Something else this man said that troubled me: he’s not worried about dying so much as who’s going to have to be the one to find his body. He’s worried for his family members being put through that trauma. Yeah, that’s heart-wrenching to deeply consider, knowing all of them and imagining how hard it would hit them inside. All I could do was just pat his leg on that since there aren’t words to comfort somebody wrestling with such thoughts. Then he broke into a bit of a joke about dying on his riding lawn mower. He’s a truly sweet-spirited person who thinks about everybody else first. Couldn’t change his nature if he tried.
We told one another to not be strangers, and I do hope to see him again sooner rather than later. Told my female friend goodbye and I left. That’s all the heaviness I could sit with in that hour.
I didn’t mean to walk away, but it felt like I needed to once all had been said that needed to be said for one day. I miss him a little bit already. Only met the man a couple years ago but he’s one of those sweet souls who leaves a positive mark whether he means to or not. We got along right off the bat, which is saying something since I’m not known for being compatible with just anybody and everybody. Told his ex-wife, my friend, that she can call me whenever she wants to talk and that I’ll be here for them. And I mean it. That family was really good to me when I met them by random chance a couple years back during a particularly bad depression spell. They befriended me and have remained kind toward me, even when I wound up pulling away over the last year so as to tend to my own matters. Now is a good time to reconnect and to find ways to help out as needed. I do need to make an effort at that, to not let it slide as if there’s always enough time. Time runs out. People grow old. Health declines. The only thing that really matters in this world are our people, however we might define that. Our relationships are what matter most. Everything else just winds up fading away without a second thought.

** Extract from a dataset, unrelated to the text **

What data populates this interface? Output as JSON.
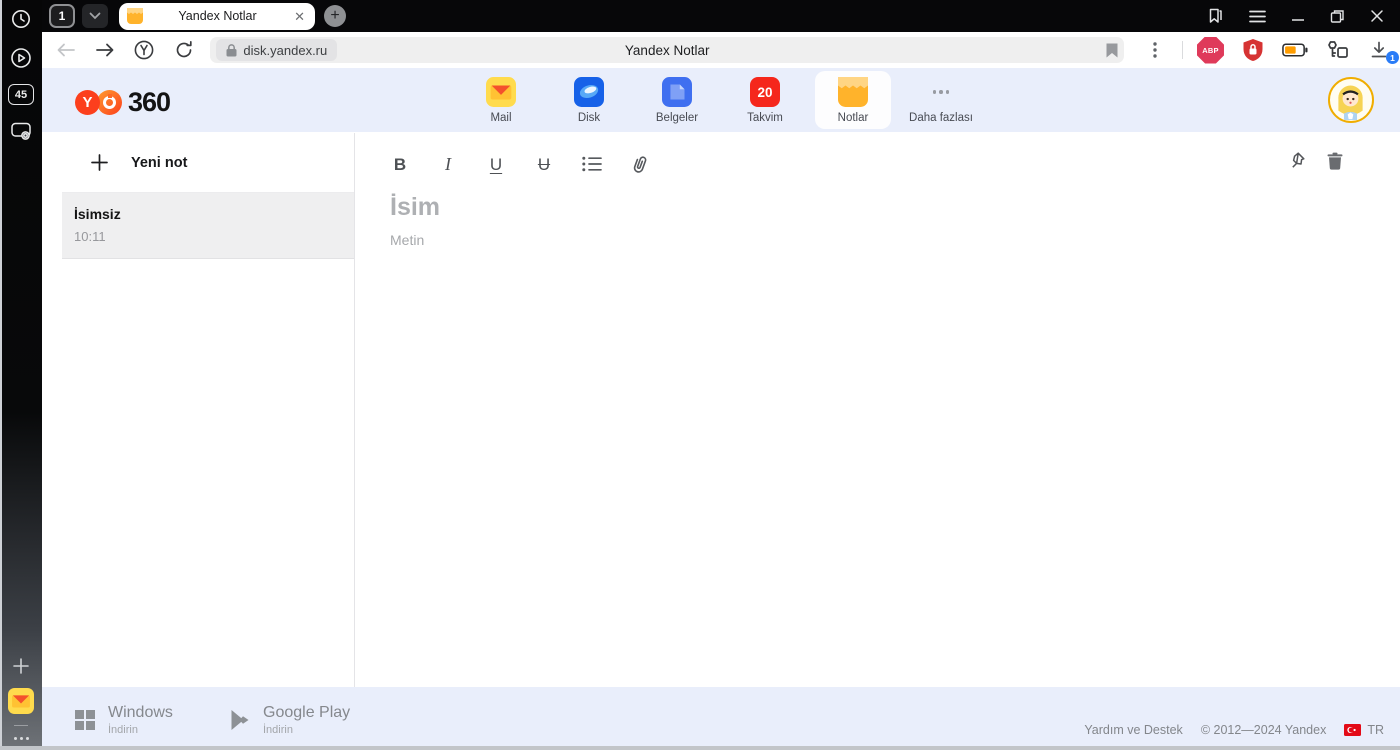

We just kept hugging each other. Communion in its truest form. He didn’t seem scared about all of this, but I know he’s afraid of leaving people who love and depend on him. But he’s likely still got time, maybe another year or two or more. Never know. But I know I need to step up as a friend and be around more instead of retreating to my home. And I’m going to. Been wanting to for a long while and now it feels very necessary.
What I really ought to do is make them dinner or snacks to take over sometimes. And we really ought to do game nights again like we used to. Those were always fun. Make a few more good memories while time permits.
Spoke to my former partner on the phone tonight and told him about all of that. He’s met them a handful of times in the past. Then I cooked spaghetti with a side of steamed green beans for dinner. Worked out earlier in the day with my gym trainer. Have an early morning tomorrow, so for the rest of the night I intend to relax.
The latest audiobook I completed (coincidentally) and really appreciated was Antidote: Happiness For People Who Can’t Stand Positive Thinking by Oliver Burkeman. A very worthwhile book. Currently re-listening to A Guide to the Good Life: The Ancient Art of Stoic Joy by William B. Irvine.